Saved data entries:
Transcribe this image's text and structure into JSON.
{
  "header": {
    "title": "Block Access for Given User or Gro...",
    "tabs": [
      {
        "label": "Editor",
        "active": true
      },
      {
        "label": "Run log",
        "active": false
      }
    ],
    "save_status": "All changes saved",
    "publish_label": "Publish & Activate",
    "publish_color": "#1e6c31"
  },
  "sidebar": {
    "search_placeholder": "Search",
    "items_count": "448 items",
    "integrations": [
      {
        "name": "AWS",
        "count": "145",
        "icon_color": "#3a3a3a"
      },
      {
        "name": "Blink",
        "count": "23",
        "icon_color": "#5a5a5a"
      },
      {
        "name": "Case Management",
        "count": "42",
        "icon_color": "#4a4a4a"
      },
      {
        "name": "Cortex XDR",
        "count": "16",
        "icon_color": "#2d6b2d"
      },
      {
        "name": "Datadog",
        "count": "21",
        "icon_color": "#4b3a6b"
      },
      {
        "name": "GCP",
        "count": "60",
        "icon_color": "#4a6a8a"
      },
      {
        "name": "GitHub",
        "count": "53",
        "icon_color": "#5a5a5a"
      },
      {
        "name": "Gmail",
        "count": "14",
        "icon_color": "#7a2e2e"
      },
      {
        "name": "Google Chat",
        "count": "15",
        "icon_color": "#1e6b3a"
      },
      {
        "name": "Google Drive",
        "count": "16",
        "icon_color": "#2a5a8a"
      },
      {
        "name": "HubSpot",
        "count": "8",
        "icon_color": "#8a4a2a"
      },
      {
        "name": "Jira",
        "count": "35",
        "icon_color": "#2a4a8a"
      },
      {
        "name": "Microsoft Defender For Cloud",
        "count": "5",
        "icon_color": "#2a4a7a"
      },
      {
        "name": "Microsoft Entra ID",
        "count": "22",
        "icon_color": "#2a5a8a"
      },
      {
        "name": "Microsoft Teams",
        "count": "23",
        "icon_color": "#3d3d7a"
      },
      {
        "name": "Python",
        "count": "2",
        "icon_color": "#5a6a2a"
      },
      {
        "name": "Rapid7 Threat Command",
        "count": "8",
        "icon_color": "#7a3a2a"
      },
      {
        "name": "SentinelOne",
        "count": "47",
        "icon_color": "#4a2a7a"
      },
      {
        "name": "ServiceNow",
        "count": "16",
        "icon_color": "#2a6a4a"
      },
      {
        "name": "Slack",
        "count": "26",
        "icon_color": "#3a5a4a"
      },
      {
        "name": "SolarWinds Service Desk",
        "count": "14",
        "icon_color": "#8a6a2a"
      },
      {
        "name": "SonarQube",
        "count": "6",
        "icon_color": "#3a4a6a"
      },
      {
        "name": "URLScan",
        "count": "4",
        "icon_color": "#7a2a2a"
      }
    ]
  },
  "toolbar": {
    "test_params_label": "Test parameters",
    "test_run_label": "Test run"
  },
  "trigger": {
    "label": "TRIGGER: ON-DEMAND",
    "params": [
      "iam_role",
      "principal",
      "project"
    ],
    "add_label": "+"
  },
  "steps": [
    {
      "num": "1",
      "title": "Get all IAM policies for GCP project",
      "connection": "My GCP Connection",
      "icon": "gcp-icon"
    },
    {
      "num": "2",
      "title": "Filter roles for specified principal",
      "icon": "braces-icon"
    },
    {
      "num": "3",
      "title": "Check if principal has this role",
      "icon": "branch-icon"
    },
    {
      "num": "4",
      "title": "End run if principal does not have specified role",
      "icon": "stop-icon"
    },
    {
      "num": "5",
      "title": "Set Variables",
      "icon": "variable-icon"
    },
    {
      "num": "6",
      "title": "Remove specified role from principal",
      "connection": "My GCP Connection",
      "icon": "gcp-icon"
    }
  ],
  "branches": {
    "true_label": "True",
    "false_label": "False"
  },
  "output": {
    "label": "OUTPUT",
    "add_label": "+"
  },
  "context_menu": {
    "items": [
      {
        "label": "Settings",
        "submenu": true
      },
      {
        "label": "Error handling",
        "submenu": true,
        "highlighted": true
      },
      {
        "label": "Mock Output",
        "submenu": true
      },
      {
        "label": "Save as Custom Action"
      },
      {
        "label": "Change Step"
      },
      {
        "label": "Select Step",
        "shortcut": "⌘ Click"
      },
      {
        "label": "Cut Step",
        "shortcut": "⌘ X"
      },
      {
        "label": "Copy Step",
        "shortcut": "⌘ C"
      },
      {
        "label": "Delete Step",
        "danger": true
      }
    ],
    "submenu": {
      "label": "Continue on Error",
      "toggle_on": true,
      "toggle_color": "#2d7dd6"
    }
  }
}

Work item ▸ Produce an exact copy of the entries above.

The completed task ▸
Transcribe this image's text and structure into JSON.
{
  "header": {
    "title": "Block Access for Given User or Gro...",
    "tabs": [
      {
        "label": "Editor",
        "active": true
      },
      {
        "label": "Run log",
        "active": false
      }
    ],
    "save_status": "All changes saved",
    "publish_label": "Publish & Activate",
    "publish_color": "#1e6c31"
  },
  "sidebar": {
    "search_placeholder": "Search",
    "items_count": "448 items",
    "integrations": [
      {
        "name": "AWS",
        "count": "145",
        "icon_color": "#3a3a3a"
      },
      {
        "name": "Blink",
        "count": "23",
        "icon_color": "#5a5a5a"
      },
      {
        "name": "Case Management",
        "count": "42",
        "icon_color": "#4a4a4a"
      },
      {
        "name": "Cortex XDR",
        "count": "16",
        "icon_color": "#2d6b2d"
      },
      {
        "name": "Datadog",
        "count": "21",
        "icon_color": "#4b3a6b"
      },
      {
        "name": "GCP",
        "count": "60",
        "icon_color": "#4a6a8a"
      },
      {
        "name": "GitHub",
        "count": "53",
        "icon_color": "#5a5a5a"
      },
      {
        "name": "Gmail",
        "count": "14",
        "icon_color": "#7a2e2e"
      },
      {
        "name": "Google Chat",
        "count": "15",
        "icon_color": "#1e6b3a"
      },
      {
        "name": "Google Drive",
        "count": "16",
        "icon_color": "#2a5a8a"
      },
      {
        "name": "HubSpot",
        "count": "8",
        "icon_color": "#8a4a2a"
      },
      {
        "name": "Jira",
        "count": "35",
        "icon_color": "#2a4a8a"
      },
      {
        "name": "Microsoft Defender For Cloud",
        "count": "5",
        "icon_color": "#2a4a7a"
      },
      {
        "name": "Microsoft Entra ID",
        "count": "22",
        "icon_color": "#2a5a8a"
      },
      {
        "name": "Microsoft Teams",
        "count": "23",
        "icon_color": "#3d3d7a"
      },
      {
        "name": "Python",
        "count": "2",
        "icon_color": "#5a6a2a"
      },
      {
        "name": "Rapid7 Threat Command",
        "count": "8",
        "icon_color": "#7a3a2a"
      },
      {
        "name": "SentinelOne",
        "count": "47",
        "icon_color": "#4a2a7a"
      },
      {
        "name": "ServiceNow",
        "count": "16",
        "icon_color": "#2a6a4a"
      },
      {
        "name": "Slack",
        "count": "26",
        "icon_color": "#3a5a4a"
      },
      {
        "name": "SolarWinds Service Desk",
        "count": "14",
        "icon_color": "#8a6a2a"
      },
      {
        "name": "SonarQube",
        "count": "6",
        "icon_color": "#3a4a6a"
      },
      {
        "name": "URLScan",
        "count": "4",
        "icon_color": "#7a2a2a"
      }
    ]
  },
  "toolbar": {
    "test_params_label": "Test parameters",
    "test_run_label": "Test run"
  },
  "trigger": {
    "label": "TRIGGER: ON-DEMAND",
    "params": [
      "iam_role",
      "principal",
      "project"
    ],
    "add_label": "+"
  },
  "steps": [
    {
      "num": "1",
      "title": "Get all IAM policies for GCP project",
      "connection": "My GCP Connection",
      "icon": "gcp-icon"
    },
    {
      "num": "2",
      "title": "Filter roles for specified principal",
      "icon": "braces-icon"
    },
    {
      "num": "3",
      "title": "Check if principal has this role",
      "icon": "branch-icon"
    },
    {
      "num": "4",
      "title": "End run if principal does not have specified role",
      "icon": "stop-icon"
    },
    {
      "num": "5",
      "title": "Set Variables",
      "icon": "variable-icon"
    },
    {
      "num": "6",
      "title": "Remove specified role from principal",
      "connection": "My GCP Connection",
      "icon": "gcp-icon"
    }
  ],
  "branches": {
    "true_label": "True",
    "false_label": "False"
  },
  "output": {
    "label": "OUTPUT",
    "add_label": "+"
  },
  "context_menu": {
    "items": [
      {
        "label": "Settings",
        "submenu": true
      },
      {
        "label": "Error handling",
        "submenu": true,
        "highlighted": true
      },
      {
        "label": "Mock Output",
        "submenu": true
      },
      {
        "label": "Save as Custom Action"
      },
      {
        "label": "Change Step"
      },
      {
        "label": "Select Step",
        "shortcut": "⌘ Click"
      },
      {
        "label": "Cut Step",
        "shortcut": "⌘ X"
      },
      {
        "label": "Copy Step",
        "shortcut": "⌘ C"
      },
      {
        "label": "Delete Step",
        "danger": true
      }
    ],
    "submenu": {
      "label": "Continue on Error",
      "toggle_on": true,
      "toggle_color": "#2d7dd6"
    }
  }
}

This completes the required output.